In a way Huo Rf tries to question how the queer culture has been ignored in different cultures. Using Polaroid as a means of his artwork or photographing male body parts are all a part of this questioning process. During his visits to different countries, he has also seen many things that have raised new questions. “In Tel Aviv, the queer scene is so live, but in Georgia or Ukraine it is the opposite,” he said.
He tries to highlight the differences in the perceptions of queer culture in different cities. The photos’ timeline is over the course of two years.
“I try to explain the invisibility of queer culture by using different materials. You have to get closer to the works in order to see male body parts,” he added.
It is no coincidence that the artist has chosen to use different materials while installing his Polaroids. The materials he used to merge his Polaroids also belong to a part of his life.

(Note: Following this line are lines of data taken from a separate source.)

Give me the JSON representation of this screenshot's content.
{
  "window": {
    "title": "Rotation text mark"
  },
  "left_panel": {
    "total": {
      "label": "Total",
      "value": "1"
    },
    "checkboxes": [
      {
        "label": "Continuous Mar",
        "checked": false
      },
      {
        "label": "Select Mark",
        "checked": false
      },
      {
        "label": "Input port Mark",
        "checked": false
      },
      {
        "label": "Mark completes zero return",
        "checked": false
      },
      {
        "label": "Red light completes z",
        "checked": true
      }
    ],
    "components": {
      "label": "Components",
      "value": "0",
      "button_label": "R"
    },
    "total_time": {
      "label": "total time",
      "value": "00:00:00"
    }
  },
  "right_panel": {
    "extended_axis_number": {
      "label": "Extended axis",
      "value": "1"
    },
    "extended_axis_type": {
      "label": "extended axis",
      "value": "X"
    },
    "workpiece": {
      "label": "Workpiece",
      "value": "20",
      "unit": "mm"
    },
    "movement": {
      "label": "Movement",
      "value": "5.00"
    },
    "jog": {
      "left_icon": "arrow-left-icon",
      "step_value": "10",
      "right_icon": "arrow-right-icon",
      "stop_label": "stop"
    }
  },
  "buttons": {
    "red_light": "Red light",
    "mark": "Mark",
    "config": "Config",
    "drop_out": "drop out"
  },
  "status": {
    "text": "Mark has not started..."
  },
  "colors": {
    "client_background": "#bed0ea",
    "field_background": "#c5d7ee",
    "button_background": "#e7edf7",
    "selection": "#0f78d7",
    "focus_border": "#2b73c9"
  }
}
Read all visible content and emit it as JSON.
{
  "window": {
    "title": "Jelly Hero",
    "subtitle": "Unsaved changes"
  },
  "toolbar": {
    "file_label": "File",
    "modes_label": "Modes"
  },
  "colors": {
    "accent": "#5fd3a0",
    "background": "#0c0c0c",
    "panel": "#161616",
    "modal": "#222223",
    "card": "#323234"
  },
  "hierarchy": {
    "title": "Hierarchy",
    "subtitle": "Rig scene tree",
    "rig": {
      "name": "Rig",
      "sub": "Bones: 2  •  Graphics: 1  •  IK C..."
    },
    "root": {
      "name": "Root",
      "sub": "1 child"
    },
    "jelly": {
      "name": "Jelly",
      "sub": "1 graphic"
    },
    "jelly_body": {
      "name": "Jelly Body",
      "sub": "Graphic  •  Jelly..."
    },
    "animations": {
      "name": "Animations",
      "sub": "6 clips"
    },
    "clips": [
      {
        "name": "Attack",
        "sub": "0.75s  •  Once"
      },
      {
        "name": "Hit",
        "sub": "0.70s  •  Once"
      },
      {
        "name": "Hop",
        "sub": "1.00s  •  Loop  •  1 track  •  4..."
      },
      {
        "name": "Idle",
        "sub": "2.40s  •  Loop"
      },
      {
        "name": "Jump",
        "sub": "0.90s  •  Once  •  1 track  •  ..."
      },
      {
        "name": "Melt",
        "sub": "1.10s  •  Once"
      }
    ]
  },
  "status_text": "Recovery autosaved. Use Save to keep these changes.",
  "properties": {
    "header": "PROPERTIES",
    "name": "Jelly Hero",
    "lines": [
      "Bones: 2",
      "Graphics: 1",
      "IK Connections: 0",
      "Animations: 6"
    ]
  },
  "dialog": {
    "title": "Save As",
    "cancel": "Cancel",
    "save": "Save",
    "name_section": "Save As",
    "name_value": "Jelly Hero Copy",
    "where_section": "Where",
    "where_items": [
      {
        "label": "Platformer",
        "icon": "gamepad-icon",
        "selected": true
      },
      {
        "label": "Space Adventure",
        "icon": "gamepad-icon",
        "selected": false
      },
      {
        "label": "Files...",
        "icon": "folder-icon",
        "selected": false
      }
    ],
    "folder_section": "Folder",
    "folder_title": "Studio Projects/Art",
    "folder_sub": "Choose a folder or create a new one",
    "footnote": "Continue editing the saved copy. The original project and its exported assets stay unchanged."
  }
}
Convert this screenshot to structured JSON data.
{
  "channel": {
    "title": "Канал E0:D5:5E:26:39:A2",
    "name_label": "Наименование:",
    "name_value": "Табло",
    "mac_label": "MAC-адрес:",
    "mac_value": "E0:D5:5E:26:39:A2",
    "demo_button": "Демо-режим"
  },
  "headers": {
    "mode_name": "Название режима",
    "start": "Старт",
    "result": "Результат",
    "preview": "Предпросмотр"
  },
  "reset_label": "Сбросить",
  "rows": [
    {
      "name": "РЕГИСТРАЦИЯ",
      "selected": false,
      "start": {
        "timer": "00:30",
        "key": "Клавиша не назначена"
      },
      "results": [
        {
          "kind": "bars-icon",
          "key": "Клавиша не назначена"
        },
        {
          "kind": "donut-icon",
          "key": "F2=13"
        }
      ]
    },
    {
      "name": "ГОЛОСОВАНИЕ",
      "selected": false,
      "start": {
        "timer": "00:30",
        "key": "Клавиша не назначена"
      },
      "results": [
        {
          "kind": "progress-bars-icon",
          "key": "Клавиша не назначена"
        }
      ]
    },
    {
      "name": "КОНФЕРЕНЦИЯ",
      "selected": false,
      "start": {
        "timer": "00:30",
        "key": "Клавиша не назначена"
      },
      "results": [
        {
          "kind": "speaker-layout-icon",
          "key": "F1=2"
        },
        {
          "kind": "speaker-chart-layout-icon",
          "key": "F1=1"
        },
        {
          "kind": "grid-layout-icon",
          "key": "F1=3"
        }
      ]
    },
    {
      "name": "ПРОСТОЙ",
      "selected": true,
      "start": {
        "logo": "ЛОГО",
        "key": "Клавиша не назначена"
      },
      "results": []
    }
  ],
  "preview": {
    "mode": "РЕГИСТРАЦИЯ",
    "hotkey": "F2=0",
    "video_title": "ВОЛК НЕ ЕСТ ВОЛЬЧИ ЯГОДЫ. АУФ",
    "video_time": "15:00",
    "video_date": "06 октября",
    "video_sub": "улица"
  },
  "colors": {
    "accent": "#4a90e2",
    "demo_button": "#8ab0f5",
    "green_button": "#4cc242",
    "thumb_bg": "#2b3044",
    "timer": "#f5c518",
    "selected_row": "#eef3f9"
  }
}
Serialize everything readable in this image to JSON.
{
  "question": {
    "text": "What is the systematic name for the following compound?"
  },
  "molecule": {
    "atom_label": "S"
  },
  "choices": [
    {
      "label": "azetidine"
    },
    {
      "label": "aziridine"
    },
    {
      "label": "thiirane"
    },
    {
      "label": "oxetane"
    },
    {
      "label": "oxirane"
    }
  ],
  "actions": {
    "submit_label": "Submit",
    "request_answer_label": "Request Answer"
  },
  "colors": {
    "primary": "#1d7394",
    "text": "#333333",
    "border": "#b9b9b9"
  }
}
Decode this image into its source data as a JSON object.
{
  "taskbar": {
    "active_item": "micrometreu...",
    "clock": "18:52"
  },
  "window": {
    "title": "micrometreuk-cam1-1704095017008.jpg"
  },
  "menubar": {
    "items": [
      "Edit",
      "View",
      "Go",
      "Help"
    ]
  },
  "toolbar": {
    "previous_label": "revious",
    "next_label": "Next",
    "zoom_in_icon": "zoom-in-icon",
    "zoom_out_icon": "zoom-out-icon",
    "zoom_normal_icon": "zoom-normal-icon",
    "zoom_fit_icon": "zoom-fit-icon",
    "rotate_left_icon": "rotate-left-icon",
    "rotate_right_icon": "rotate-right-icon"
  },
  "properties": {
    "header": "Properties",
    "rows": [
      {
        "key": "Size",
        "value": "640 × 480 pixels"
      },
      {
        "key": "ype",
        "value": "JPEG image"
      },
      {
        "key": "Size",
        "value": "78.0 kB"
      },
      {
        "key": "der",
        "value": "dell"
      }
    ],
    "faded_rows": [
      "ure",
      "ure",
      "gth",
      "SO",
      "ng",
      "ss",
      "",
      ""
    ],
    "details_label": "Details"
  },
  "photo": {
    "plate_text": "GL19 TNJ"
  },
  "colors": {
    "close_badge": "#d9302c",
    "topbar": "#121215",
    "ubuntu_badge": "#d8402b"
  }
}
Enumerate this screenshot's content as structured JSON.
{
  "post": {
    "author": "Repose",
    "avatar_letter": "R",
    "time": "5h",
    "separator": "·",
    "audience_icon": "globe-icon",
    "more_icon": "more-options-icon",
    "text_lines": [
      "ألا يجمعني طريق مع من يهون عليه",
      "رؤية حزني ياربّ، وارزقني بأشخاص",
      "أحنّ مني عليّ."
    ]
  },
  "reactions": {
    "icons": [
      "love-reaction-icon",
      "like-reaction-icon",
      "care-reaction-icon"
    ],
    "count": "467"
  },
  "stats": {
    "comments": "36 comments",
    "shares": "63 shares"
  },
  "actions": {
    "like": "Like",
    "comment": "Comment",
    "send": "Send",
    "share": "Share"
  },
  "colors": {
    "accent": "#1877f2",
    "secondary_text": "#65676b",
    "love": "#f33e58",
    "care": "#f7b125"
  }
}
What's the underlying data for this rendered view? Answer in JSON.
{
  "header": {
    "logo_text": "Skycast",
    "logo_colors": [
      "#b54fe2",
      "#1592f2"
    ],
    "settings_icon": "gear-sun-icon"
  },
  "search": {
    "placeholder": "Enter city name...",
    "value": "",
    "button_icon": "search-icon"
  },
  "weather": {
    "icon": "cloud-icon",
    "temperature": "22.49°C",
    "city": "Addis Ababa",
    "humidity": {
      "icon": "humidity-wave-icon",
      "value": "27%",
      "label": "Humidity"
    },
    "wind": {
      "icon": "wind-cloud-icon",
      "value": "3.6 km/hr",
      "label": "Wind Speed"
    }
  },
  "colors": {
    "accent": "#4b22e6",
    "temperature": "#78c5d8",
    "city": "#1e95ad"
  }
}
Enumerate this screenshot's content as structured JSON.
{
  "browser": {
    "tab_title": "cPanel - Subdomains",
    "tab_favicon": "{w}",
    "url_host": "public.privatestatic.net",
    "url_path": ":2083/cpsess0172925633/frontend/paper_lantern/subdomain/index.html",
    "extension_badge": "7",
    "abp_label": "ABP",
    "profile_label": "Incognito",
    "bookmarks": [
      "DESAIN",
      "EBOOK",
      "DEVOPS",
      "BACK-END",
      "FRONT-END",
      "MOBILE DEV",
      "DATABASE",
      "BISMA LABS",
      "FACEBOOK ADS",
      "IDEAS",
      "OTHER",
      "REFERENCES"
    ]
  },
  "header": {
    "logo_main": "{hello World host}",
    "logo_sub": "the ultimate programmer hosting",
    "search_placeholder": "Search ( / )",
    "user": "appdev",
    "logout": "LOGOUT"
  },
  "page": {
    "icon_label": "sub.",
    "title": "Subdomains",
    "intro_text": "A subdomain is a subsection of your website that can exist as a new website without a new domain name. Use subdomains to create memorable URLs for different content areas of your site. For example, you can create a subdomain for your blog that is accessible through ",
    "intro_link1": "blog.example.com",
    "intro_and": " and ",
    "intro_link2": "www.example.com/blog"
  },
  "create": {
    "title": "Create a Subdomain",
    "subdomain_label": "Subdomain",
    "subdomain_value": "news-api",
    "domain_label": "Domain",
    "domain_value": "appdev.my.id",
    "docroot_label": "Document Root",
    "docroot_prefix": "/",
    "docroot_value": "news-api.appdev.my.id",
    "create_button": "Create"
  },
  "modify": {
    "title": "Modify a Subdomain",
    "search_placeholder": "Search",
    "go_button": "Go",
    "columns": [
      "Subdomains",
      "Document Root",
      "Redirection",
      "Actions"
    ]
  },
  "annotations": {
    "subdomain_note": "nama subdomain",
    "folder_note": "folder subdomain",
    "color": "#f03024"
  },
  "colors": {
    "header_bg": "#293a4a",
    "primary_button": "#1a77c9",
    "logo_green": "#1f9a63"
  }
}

The artist used old materials from the old exhibitions of Hüseyin Bahri Alptekin and Gülsün Karamustafa, who he refers to as “art workers.”
‘‘I have worked in the Rampa Art Gallery for a while and when I was there I had worked in shows of Karamustafa and Alptekin, the two artists who inspire me the most. I have taken used exhibition materials and transformed them to use in my own show,” he said.
The exhibition, which constitutes a strong witness to the artist’s life and identity, also takes a look at the story of others who have touched his life.